Abstract:
Recent years have seen increasing efforts to directly measure some aspects of the general relativistic gravitomagnetic interaction in several astronomical scenarios in the solar system. After briefly overviewing the concept of gravitomagnetism from a theoretical point of view, we review the performed or proposed attempts to detect the Lense-Thirring effect affecting the orbital motions of natural and artificial bodies in the gravitational fields of the Sun, Earth, Mars and Jupiter. In particular, we will focus on the evaluation of the impact of several sources of systematic uncertainties of dynamical origin to realistically elucidate the present and future perspectives in directly measuring such an elusive relativistic effect.

Abstract:
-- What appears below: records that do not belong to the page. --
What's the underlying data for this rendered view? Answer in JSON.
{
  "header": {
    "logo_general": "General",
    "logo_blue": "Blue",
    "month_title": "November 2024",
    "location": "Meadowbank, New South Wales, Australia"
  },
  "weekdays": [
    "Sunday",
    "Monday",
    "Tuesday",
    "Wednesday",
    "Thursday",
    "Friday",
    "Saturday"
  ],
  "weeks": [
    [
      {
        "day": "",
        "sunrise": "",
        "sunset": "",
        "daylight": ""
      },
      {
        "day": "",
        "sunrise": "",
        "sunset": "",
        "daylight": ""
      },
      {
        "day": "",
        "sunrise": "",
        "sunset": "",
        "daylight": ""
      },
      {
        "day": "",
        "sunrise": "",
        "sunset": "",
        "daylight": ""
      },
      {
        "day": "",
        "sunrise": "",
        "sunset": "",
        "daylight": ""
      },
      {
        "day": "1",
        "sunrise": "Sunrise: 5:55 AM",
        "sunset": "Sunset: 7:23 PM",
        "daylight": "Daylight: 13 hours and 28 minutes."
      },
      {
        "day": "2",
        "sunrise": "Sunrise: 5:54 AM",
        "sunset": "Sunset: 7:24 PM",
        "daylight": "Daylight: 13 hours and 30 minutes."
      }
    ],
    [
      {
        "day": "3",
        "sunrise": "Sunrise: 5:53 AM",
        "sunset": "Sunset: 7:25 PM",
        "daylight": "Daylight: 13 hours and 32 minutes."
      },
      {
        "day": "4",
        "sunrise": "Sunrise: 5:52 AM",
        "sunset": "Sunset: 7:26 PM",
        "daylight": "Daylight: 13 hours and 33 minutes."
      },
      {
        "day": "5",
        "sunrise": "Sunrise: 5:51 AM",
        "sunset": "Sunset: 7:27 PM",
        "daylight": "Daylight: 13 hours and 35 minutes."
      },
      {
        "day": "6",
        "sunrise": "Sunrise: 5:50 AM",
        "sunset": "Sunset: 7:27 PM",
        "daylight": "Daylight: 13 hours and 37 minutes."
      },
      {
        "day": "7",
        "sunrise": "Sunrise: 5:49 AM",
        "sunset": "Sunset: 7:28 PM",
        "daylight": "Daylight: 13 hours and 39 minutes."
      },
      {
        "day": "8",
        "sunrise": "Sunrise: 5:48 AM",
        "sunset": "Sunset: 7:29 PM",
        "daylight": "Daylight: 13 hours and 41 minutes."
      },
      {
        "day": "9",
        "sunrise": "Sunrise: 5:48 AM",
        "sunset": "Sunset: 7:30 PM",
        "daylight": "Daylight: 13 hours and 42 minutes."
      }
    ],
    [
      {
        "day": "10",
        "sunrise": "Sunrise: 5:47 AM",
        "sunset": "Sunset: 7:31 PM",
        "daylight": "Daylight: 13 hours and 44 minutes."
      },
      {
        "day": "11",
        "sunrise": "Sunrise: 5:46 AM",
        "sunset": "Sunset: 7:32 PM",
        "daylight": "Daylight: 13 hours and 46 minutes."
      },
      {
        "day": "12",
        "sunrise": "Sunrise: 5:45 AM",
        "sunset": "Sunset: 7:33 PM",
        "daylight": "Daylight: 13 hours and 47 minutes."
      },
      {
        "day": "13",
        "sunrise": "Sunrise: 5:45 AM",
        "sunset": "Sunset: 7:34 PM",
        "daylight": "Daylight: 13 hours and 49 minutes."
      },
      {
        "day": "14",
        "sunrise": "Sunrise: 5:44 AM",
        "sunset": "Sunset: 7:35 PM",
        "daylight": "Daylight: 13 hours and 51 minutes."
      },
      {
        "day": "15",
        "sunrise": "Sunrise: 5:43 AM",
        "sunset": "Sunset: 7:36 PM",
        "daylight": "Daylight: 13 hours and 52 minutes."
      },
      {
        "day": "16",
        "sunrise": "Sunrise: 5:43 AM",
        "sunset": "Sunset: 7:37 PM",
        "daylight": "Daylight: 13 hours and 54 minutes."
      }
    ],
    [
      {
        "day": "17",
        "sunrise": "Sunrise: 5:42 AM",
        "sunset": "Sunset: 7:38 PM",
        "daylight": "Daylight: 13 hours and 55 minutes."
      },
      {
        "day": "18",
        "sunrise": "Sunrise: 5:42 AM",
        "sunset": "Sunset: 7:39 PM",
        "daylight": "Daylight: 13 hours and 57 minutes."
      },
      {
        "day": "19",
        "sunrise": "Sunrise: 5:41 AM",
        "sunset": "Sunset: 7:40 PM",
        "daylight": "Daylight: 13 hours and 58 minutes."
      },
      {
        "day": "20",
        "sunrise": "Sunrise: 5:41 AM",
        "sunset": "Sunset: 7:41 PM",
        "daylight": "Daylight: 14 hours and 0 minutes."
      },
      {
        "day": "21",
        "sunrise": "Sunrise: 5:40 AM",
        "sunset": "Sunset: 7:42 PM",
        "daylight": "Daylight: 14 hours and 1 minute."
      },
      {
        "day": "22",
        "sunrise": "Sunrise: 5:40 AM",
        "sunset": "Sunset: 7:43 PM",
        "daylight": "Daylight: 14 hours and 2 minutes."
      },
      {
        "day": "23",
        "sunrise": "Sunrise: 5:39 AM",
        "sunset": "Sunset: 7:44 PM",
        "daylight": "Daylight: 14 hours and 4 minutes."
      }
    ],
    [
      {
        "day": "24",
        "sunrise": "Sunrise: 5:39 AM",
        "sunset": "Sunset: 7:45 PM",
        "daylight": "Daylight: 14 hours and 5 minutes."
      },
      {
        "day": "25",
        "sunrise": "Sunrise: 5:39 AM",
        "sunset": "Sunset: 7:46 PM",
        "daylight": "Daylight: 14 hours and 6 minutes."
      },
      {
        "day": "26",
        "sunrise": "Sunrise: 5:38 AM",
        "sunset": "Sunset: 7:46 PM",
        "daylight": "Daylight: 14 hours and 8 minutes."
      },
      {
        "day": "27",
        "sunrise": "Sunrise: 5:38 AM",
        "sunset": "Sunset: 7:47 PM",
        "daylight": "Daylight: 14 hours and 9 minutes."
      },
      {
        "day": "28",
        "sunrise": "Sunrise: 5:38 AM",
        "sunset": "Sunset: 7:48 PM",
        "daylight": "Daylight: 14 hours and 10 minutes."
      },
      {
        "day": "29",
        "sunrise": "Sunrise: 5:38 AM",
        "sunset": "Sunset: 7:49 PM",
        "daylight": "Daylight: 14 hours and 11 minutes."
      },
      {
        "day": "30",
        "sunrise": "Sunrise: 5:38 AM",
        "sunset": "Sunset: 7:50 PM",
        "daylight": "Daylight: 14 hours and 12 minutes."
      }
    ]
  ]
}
General relativity predicts that two freely counter-revolving test particles in the exterior field of a central rotating mass take different periods of time to complete the same full orbit; this time difference leads to the gravitomagnetic clock effect. The effect has been derived for circular equatorial orbits; moreover, it has been extended via azimuthal closure to spherical orbits around a slowly rotating mass. In this work, a general formula is derived for the main gravitomagnetic clock effect in the case of slow motion along an arbitrary {\it elliptical} orbit in the exterior field of a slowly rotating mass. Some of the implications of this result are briefly discussed.